The second quotation from Book I of Wealth Of Nations (WN I.x.p.1-10: pp 264-7) is part of a discussion about the three great orders: those who lived by rent (landlords), those who lived by wages (the employees), and those who lived by profit (18th-century merchants and manufacturers).

Smith felt that the [proprietors of land] were ‘inseparably connected with the general interest of society’ and ‘can never mislead [society]’ when it promotes its own interests ‘concerning any regulation of commerce or police’ (the latter an 18th-century word for providing society with the wherewithal to consume food – no food, no society).

The interests of labour were also strictly connected to society because wages arose from producing the ‘real wealth’ of society and rose or fell to reflect when society was healthy or in decline. Unfortunately, argues Smith, the labourer was ‘incapable of either comprehending his interests, or understanding [society’s interests] with his own’. This was part of Smith’s later notion that expenditure by government on the education of all children was justified in view of the prevailing ignorance among the majority of the population (Book V, Wealth Of Nations).

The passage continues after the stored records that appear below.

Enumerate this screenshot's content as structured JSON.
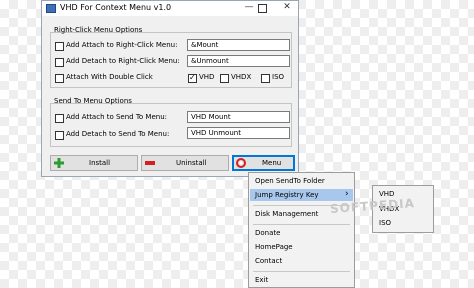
{
  "window": {
    "title": "VHD For Context Menu v1.0",
    "controls": {
      "minimize": "—",
      "close": "✕"
    }
  },
  "right_click": {
    "group_label": "Right-Click Menu Options",
    "attach": {
      "label": "Add Attach to Right-Click Menu:",
      "checked": false,
      "value": "&Mount"
    },
    "detach": {
      "label": "Add Detach to Right-Click Menu:",
      "checked": false,
      "value": "&Unmount"
    },
    "double_click": {
      "label": "Attach With Double Click",
      "checked": false
    },
    "extensions": [
      {
        "label": "VHD",
        "checked": true
      },
      {
        "label": "VHDX",
        "checked": false
      },
      {
        "label": "ISO",
        "checked": false
      }
    ]
  },
  "send_to": {
    "group_label": "Send To Menu Options",
    "attach": {
      "label": "Add Attach to Send To Menu:",
      "checked": false,
      "value": "VHD Mount"
    },
    "detach": {
      "label": "Add Detach to Send To Menu:",
      "checked": false,
      "value": "VHD Unmount"
    }
  },
  "buttons": {
    "install": "Install",
    "uninstall": "Uninstall",
    "menu": "Menu"
  },
  "context_menu": {
    "items": {
      "open_sendto": "Open SendTo Folder",
      "jump_registry": "Jump Registry Key",
      "disk_management": "Disk Management",
      "donate": "Donate",
      "homepage": "HomePage",
      "contact": "Contact",
      "exit": "Exit"
    },
    "submenu_arrow": "›",
    "submenu": [
      "VHD",
      "VHDX",
      "ISO"
    ]
  },
  "watermark": "SOFTPEDIA",
  "colors": {
    "highlight": "#a7c7ec",
    "install_icon": "#2e9b2e",
    "uninstall_icon": "#d62020",
    "menu_icon": "#d62020",
    "focus_border": "#0078d7"
  }
}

The third order, those ‘who live by profit’, put into motion ‘the greater part of the useful labour of society’, but the rate of profit is inversely related to the prosperity of society; high in the poorest and low in the richest. This gives them a peculiar role in that their interests are counter to those of a society because they do best when they restrict competition and when they promote monopolies. They tend to understand their interests, and accordingly they promote legislation that serves their interests. They oppose free trade in favour of restrictions, both monetary (tariffs and prohibitions) and strategic (jealousy of trade, hostility to foreign traders, military means, the Navigation Acts, and colonies.

Wealth Of Nations was not a textbook in economics; it is a critique of 18th-century mercantilist political economy (Books III and IV), using Britain as the prime example. It is in this context that the second quotation must be understood.

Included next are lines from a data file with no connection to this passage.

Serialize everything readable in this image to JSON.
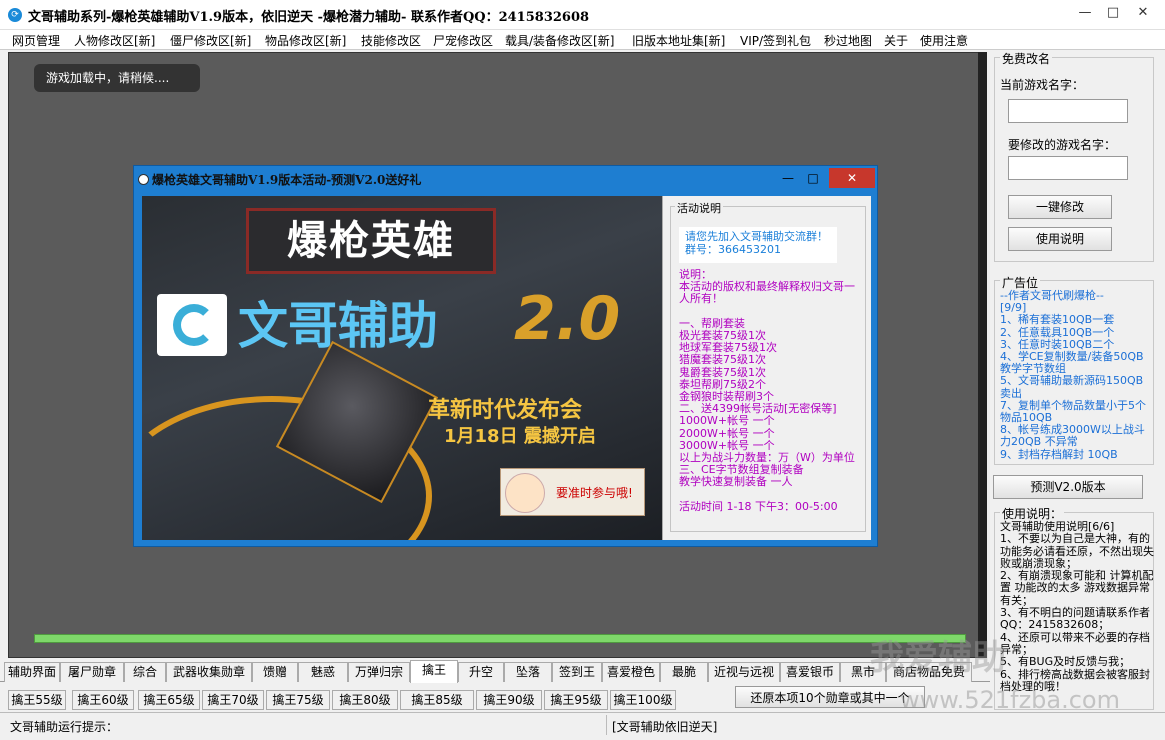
{
  "window": {
    "title": "文哥辅助系列-爆枪英雄辅助V1.9版本，依旧逆天  -爆枪潜力辅助- 联系作者QQ：2415832608",
    "min": "—",
    "max": "□",
    "close": "✕"
  },
  "menu": [
    "网页管理",
    "人物修改区[新]",
    "僵尸修改区[新]",
    "物品修改区[新]",
    "技能修改区",
    "尸宠修改区",
    "载具/装备修改区[新]",
    "旧版本地址集[新]",
    "VIP/签到礼包",
    "秒过地图",
    "关于",
    "使用注意"
  ],
  "game": {
    "loading": "游戏加载中，请稍候...."
  },
  "popup": {
    "title": "爆枪英雄文哥辅助V1.9版本活动-预测V2.0送好礼",
    "min": "—",
    "max": "□",
    "close": "✕",
    "banner": {
      "brand": "爆枪英雄",
      "assist": "文哥辅助",
      "version": "2.0",
      "event": "革新时代发布会",
      "date": "1月18日 震撼开启",
      "cta": "要准时参与哦!"
    },
    "panel": {
      "legend": "活动说明",
      "qq": "请您先加入文哥辅助交流群！群号：366453201",
      "body": "说明：\n本活动的版权和最终解释权归文哥一人所有！\n\n一、帮刷套装\n极光套装75级1次\n地球军套装75级1次\n猎魔套装75级1次\n鬼爵套装75级1次\n泰坦帮刷75级2个\n金钢狼时装帮刷3个\n二、送4399帐号活动[无密保等]\n1000W+帐号 一个\n2000W+帐号 一个\n3000W+帐号 一个\n以上为战斗力数量：万（W）为单位\n三、CE字节数组复制装备\n教学快速复制装备 一人\n\n活动时间 1-18 下午3：00-5:00"
    }
  },
  "right": {
    "rename_legend": "免费改名",
    "current_label": "当前游戏名字：",
    "current_value": "",
    "new_label": "要修改的游戏名字：",
    "new_value": "",
    "one_click": "一键修改",
    "howto": "使用说明",
    "ad_legend": "广告位",
    "ad_body": "--作者文哥代刷爆枪--\n[9/9]\n1、稀有套装10QB一套\n2、任意载具10QB一个\n3、任意时装10QB二个\n4、学CE复制数量/装备50QB教学字节数组\n5、文哥辅助最新源码150QB卖出\n7、复制单个物品数量小于5个物品10QB\n8、帐号练成3000W以上战斗力20QB 不异常\n9、封档存档解封 10QB",
    "predict_btn": "预测V2.0版本",
    "usage_legend": "使用说明：",
    "usage_body": "文哥辅助使用说明[6/6]\n1、不要以为自己是大神，有的功能务必请看还原，不然出现失败或崩溃现象；\n2、有崩溃现象可能和 计算机配置 功能改的太多 游戏数据异常 有关；\n3、有不明白的问题请联系作者QQ：2415832608；\n4、还原可以带来不必要的存档异常；\n5、有BUG及时反馈与我；\n6、排行榜高战数据会被客服封档处理的哦！"
  },
  "tabs": [
    "辅助界面",
    "屠尸勋章",
    "综合",
    "武器收集勋章",
    "馈赠",
    "魅惑",
    "万弹归宗",
    "擒王",
    "升空",
    "坠落",
    "签到王",
    "喜爱橙色",
    "最脆",
    "近视与远视",
    "喜爱银币",
    "黑市",
    "商店物品免费"
  ],
  "active_tab": "擒王",
  "subtabs": [
    "擒王55级",
    "擒王60级",
    "擒王65级",
    "擒王70级",
    "擒王75级",
    "擒王80级",
    "擒王85级",
    "擒王90级",
    "擒王95级",
    "擒王100级"
  ],
  "restore_btn": "还原本项10个勋章或其中一个",
  "status": {
    "left": "文哥辅助运行提示：",
    "right": "[文哥辅助依旧逆天]"
  },
  "watermark": {
    "text": "我爱辅助",
    "url": "www.521fzba.com"
  }
}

It was Smith’s intention that his readers, particularly legislators and those who influence them understood the consequences of their pursuing policies that served the interests of those merchants and manufacturers who stood the gain at the expense of the other two orders, and at the expense of growth of the commercial economy, particularly as faster growing economies were associated with higher wages and lower profits (though larger capitals produced greater absolute amounts of profit, albeit at lower rates), and, critically higher wages would raise the incomes of waged workers and their families.

Passing the quotation off as part of a critique of the ‘bailout’ of the debt-laden banks, which marketed high-risk loans at the behest of legislators, including republican and democratic presidents, senators and representatives, is disingenuous.

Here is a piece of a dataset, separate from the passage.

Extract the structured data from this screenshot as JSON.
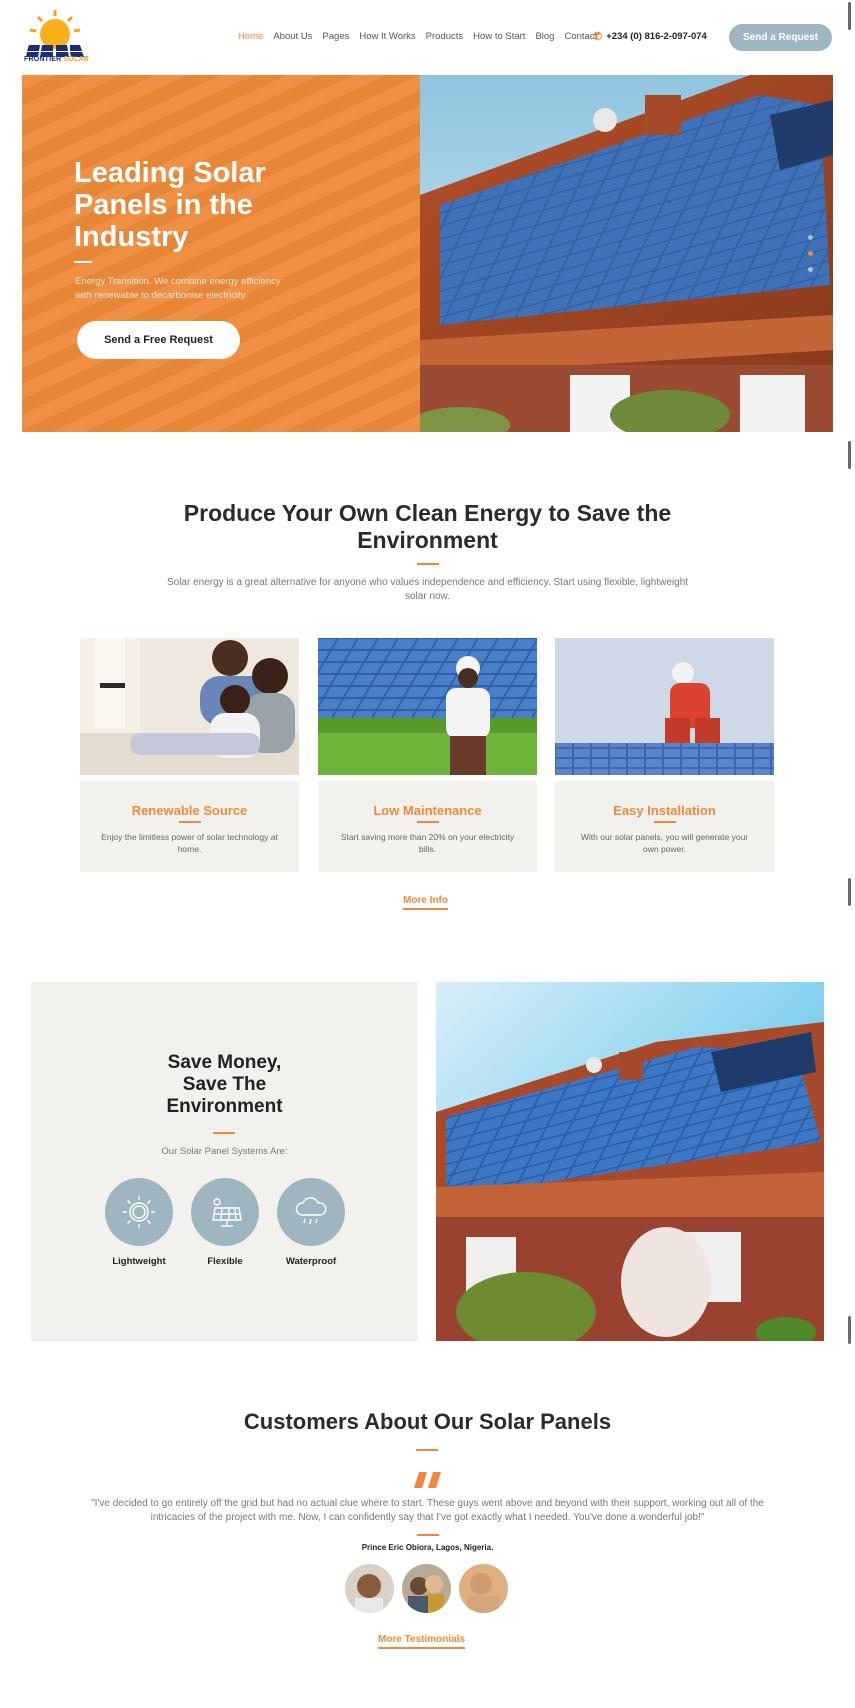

It is interesting that many participants in the debate use quotations from Smith (out of context) and myths about Smith (the so-called invisible hand) to criticise the so-called bailout and the so-called US ‘free market’ (actually a mercantilist economy in many ways), but seldom is any critic spelling out what should be done that will avert the early consequences of doing nothing.

The failure of credit availability among the banks will show up, fairly rapidly, in business failures, unemployment, and severe misery for millions in the famous ‘main streets’ across the USA, and it is this prospect that legislators (facing elections) will focus on quickly once they connect with their electorates (another aspect of 21st century circumstances not available to Adam Smith – he didn’t have a vote under the existing franchise).



Blogger Unknown said...

Please note that the blog article you mentioned has changed location. The article you refer to is now at

6:23 pm  

Post a comment

<< Home